[[ The data open ]]

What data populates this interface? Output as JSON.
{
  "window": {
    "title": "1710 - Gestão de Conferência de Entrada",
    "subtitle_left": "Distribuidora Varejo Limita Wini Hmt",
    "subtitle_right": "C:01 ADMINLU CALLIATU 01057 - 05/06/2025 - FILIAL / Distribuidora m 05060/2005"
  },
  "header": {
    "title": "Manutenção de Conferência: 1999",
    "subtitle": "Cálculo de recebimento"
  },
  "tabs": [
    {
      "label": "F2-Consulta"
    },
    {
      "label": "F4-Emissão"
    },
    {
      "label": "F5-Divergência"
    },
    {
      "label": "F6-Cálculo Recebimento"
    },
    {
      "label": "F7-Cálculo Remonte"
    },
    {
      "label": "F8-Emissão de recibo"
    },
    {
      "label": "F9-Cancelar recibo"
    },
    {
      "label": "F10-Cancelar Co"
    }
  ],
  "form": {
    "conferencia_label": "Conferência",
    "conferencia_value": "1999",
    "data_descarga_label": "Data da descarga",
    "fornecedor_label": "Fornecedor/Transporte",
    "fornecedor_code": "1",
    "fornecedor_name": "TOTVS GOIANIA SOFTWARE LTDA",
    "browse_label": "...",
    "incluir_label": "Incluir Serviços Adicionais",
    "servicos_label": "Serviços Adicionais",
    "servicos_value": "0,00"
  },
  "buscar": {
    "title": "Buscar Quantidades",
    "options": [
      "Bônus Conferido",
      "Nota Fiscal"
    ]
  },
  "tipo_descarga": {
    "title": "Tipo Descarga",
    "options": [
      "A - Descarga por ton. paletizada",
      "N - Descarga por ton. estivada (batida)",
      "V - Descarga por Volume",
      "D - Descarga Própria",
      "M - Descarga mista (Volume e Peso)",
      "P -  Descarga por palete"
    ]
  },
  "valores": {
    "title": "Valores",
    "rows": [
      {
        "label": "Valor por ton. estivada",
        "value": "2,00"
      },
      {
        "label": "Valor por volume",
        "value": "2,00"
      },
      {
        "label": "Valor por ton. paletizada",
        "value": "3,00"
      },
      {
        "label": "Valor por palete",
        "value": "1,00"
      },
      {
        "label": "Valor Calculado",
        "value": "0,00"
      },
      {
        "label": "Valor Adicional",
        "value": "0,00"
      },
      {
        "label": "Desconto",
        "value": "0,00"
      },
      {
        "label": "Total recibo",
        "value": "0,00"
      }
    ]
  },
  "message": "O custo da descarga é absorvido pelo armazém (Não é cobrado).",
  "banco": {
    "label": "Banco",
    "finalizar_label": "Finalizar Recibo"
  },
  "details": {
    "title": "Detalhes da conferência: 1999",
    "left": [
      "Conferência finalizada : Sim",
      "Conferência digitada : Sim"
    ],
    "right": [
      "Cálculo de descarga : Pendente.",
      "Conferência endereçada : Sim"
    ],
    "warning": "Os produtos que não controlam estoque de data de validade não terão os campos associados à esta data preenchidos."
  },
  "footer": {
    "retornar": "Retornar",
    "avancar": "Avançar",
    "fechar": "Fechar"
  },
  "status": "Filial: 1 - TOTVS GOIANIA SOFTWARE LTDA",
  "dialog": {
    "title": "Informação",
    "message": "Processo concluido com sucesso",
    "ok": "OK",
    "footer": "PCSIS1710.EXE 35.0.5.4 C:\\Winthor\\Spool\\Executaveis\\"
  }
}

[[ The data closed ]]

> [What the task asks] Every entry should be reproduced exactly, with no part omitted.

> [Result of this exercise]
What data populates this interface? Output as JSON.
{
  "window": {
    "title": "1710 - Gestão de Conferência de Entrada",
    "subtitle_left": "Distribuidora Varejo Limita Wini Hmt",
    "subtitle_right": "C:01 ADMINLU CALLIATU 01057 - 05/06/2025 - FILIAL / Distribuidora m 05060/2005"
  },
  "header": {
    "title": "Manutenção de Conferência: 1999",
    "subtitle": "Cálculo de recebimento"
  },
  "tabs": [
    {
      "label": "F2-Consulta"
    },
    {
      "label": "F4-Emissão"
    },
    {
      "label": "F5-Divergência"
    },
    {
      "label": "F6-Cálculo Recebimento"
    },
    {
      "label": "F7-Cálculo Remonte"
    },
    {
      "label": "F8-Emissão de recibo"
    },
    {
      "label": "F9-Cancelar recibo"
    },
    {
      "label": "F10-Cancelar Co"
    }
  ],
  "form": {
    "conferencia_label": "Conferência",
    "conferencia_value": "1999",
    "data_descarga_label": "Data da descarga",
    "fornecedor_label": "Fornecedor/Transporte",
    "fornecedor_code": "1",
    "fornecedor_name": "TOTVS GOIANIA SOFTWARE LTDA",
    "browse_label": "...",
    "incluir_label": "Incluir Serviços Adicionais",
    "servicos_label": "Serviços Adicionais",
    "servicos_value": "0,00"
  },
  "buscar": {
    "title": "Buscar Quantidades",
    "options": [
      "Bônus Conferido",
      "Nota Fiscal"
    ]
  },
  "tipo_descarga": {
    "title": "Tipo Descarga",
    "options": [
      "A - Descarga por ton. paletizada",
      "N - Descarga por ton. estivada (batida)",
      "V - Descarga por Volume",
      "D - Descarga Própria",
      "M - Descarga mista (Volume e Peso)",
      "P -  Descarga por palete"
    ]
  },
  "valores": {
    "title": "Valores",
    "rows": [
      {
        "label": "Valor por ton. estivada",
        "value": "2,00"
      },
      {
        "label": "Valor por volume",
        "value": "2,00"
      },
      {
        "label": "Valor por ton. paletizada",
        "value": "3,00"
      },
      {
        "label": "Valor por palete",
        "value": "1,00"
      },
      {
        "label": "Valor Calculado",
        "value": "0,00"
      },
      {
        "label": "Valor Adicional",
        "value": "0,00"
      },
      {
        "label": "Desconto",
        "value": "0,00"
      },
      {
        "label": "Total recibo",
        "value": "0,00"
      }
    ]
  },
  "message": "O custo da descarga é absorvido pelo armazém (Não é cobrado).",
  "banco": {
    "label": "Banco",
    "finalizar_label": "Finalizar Recibo"
  },
  "details": {
    "title": "Detalhes da conferência: 1999",
    "left": [
      "Conferência finalizada : Sim",
      "Conferência digitada : Sim"
    ],
    "right": [
      "Cálculo de descarga : Pendente.",
      "Conferência endereçada : Sim"
    ],
    "warning": "Os produtos que não controlam estoque de data de validade não terão os campos associados à esta data preenchidos."
  },
  "footer": {
    "retornar": "Retornar",
    "avancar": "Avançar",
    "fechar": "Fechar"
  },
  "status": "Filial: 1 - TOTVS GOIANIA SOFTWARE LTDA",
  "dialog": {
    "title": "Informação",
    "message": "Processo concluido com sucesso",
    "ok": "OK",
    "footer": "PCSIS1710.EXE 35.0.5.4 C:\\Winthor\\Spool\\Executaveis\\"
  }
}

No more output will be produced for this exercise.